Activity
Lines below that include "date" are the answer; copy each one.

Entries shown

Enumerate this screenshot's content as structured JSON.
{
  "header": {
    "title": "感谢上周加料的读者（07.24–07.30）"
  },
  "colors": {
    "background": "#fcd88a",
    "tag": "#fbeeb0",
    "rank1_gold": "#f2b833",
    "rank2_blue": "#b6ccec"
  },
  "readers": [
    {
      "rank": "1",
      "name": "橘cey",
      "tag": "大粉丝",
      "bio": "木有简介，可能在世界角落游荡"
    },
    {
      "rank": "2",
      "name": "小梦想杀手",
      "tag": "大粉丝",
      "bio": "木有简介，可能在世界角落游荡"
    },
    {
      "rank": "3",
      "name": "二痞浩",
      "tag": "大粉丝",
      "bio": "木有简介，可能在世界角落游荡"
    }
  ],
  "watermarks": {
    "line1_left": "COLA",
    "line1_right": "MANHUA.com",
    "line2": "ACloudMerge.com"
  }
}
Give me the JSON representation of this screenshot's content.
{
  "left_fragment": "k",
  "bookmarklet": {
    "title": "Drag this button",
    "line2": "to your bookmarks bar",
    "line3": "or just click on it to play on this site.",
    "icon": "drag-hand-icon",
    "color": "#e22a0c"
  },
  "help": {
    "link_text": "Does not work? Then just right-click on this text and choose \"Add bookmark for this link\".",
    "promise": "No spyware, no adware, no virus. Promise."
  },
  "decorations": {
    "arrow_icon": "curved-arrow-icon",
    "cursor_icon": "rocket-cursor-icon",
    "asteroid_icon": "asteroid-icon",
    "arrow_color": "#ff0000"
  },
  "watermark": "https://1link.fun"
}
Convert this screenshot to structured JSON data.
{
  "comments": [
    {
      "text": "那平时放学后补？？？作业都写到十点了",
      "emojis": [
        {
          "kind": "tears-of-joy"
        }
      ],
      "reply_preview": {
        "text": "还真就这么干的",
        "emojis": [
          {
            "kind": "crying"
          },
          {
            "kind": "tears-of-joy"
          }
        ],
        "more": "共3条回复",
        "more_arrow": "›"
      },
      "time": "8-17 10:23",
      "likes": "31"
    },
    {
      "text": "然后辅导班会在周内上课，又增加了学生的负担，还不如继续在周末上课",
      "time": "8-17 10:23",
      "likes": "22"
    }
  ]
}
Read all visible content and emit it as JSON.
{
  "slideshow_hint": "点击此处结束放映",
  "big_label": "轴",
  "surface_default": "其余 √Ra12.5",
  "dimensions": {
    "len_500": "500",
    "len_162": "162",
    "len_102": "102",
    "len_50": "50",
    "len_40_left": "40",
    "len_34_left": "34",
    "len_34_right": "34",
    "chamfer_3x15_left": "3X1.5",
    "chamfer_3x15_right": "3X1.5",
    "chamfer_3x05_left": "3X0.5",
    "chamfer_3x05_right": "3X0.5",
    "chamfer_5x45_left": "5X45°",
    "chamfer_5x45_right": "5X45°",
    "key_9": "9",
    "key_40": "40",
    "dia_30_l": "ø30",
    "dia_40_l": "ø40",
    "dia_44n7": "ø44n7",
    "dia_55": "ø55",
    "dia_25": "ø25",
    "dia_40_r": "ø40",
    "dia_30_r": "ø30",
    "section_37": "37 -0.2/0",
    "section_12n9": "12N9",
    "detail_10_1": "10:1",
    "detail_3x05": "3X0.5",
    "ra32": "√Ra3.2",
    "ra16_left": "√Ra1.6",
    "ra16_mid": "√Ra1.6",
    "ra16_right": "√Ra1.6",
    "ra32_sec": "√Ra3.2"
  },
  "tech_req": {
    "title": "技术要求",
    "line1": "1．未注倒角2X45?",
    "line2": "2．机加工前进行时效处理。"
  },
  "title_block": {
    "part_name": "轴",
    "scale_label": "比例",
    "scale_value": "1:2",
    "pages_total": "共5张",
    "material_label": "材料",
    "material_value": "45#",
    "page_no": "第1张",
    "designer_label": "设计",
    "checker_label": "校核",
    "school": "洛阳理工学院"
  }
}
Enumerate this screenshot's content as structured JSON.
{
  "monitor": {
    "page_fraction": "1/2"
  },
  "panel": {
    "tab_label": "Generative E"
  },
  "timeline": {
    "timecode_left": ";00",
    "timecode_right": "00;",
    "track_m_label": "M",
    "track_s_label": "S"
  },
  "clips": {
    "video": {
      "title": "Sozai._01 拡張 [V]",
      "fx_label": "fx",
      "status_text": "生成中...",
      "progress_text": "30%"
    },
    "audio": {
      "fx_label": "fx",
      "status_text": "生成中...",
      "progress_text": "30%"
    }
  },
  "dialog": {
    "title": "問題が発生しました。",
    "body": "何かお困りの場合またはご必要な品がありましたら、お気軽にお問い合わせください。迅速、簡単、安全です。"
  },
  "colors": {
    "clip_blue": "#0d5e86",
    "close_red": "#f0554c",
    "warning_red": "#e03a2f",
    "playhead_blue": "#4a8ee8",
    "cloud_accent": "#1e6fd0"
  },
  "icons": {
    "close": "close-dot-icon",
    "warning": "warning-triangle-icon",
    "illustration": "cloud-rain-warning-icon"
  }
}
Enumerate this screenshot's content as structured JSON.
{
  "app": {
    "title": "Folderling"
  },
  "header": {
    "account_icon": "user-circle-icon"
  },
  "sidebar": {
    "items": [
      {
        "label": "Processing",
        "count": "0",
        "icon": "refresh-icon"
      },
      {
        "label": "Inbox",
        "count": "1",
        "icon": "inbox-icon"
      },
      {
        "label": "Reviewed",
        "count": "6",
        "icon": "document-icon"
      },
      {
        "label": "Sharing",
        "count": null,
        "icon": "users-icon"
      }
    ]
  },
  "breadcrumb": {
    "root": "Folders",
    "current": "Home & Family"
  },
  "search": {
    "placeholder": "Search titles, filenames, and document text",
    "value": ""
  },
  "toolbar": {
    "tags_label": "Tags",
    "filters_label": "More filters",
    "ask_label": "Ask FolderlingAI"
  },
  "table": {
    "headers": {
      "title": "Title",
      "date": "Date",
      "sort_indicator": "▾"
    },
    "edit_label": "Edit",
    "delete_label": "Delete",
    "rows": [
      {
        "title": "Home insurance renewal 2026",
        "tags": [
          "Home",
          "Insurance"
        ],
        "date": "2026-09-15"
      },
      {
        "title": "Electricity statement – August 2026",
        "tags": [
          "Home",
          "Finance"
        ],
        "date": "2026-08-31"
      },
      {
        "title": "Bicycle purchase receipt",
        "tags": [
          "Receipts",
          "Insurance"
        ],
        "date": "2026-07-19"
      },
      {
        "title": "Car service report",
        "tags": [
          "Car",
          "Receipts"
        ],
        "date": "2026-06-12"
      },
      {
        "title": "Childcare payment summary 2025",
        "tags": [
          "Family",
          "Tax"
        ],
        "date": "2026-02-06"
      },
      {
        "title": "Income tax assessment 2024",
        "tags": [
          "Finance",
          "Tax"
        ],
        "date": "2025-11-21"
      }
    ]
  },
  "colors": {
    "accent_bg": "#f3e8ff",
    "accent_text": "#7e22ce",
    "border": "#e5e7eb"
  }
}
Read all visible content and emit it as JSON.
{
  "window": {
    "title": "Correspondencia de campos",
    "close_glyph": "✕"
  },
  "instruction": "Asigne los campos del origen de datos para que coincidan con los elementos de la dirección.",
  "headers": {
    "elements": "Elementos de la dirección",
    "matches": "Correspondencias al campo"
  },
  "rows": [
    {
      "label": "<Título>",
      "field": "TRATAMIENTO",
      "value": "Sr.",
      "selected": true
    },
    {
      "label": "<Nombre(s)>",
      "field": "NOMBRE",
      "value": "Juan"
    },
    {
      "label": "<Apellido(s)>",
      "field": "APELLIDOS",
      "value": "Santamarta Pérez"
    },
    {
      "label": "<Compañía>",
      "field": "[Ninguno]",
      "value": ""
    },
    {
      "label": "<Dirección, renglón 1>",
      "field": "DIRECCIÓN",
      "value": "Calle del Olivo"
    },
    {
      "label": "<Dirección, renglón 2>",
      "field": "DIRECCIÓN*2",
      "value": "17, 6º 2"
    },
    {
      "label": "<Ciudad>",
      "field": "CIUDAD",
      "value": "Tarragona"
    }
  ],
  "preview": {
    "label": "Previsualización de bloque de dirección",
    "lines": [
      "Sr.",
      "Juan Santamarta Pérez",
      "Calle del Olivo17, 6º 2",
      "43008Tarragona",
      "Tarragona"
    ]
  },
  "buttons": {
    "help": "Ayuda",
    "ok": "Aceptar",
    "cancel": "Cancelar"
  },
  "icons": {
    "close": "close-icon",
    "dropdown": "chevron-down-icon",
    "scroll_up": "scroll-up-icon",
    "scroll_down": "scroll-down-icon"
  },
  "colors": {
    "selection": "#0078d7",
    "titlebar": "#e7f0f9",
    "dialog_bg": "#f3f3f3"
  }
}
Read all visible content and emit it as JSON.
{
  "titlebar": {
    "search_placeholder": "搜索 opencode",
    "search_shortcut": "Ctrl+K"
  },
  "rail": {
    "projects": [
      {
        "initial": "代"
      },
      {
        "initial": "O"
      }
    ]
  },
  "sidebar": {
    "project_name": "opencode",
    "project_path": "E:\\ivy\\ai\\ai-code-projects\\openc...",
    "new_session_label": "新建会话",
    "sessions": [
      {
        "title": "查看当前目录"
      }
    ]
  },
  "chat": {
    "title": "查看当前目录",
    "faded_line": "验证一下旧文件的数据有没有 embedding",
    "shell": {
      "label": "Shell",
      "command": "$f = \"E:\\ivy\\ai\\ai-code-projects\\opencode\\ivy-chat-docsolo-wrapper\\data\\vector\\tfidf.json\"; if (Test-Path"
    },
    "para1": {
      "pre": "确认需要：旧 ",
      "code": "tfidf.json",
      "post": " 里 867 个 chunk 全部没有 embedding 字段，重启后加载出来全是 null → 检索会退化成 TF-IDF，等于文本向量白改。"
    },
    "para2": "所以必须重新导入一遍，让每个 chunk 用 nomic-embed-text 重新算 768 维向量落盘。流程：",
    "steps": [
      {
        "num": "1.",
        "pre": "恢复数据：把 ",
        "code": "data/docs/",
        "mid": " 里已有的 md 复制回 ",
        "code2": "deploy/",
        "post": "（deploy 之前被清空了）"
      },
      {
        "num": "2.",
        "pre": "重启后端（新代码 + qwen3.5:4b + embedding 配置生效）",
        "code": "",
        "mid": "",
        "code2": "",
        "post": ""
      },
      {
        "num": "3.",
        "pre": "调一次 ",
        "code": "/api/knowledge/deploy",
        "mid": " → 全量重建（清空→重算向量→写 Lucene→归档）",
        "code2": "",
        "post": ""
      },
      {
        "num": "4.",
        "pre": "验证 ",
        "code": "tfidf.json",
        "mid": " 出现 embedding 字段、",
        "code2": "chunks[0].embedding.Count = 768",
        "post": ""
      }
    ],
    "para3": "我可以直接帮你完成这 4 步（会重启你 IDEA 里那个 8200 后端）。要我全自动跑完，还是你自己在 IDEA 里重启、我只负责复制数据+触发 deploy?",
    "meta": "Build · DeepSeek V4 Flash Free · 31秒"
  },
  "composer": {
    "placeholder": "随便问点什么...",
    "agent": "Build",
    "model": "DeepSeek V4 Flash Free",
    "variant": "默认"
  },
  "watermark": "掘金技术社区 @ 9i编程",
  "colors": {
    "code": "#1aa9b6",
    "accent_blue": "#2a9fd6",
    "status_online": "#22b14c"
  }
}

Answer below
      "date": "Date",
        "date": "2026-09-15"
        "date": "2026-08-31"
        "date": "2026-07-19"
        "date": "2026-06-12"
        "date": "2026-02-06"
        "date": "2025-11-21"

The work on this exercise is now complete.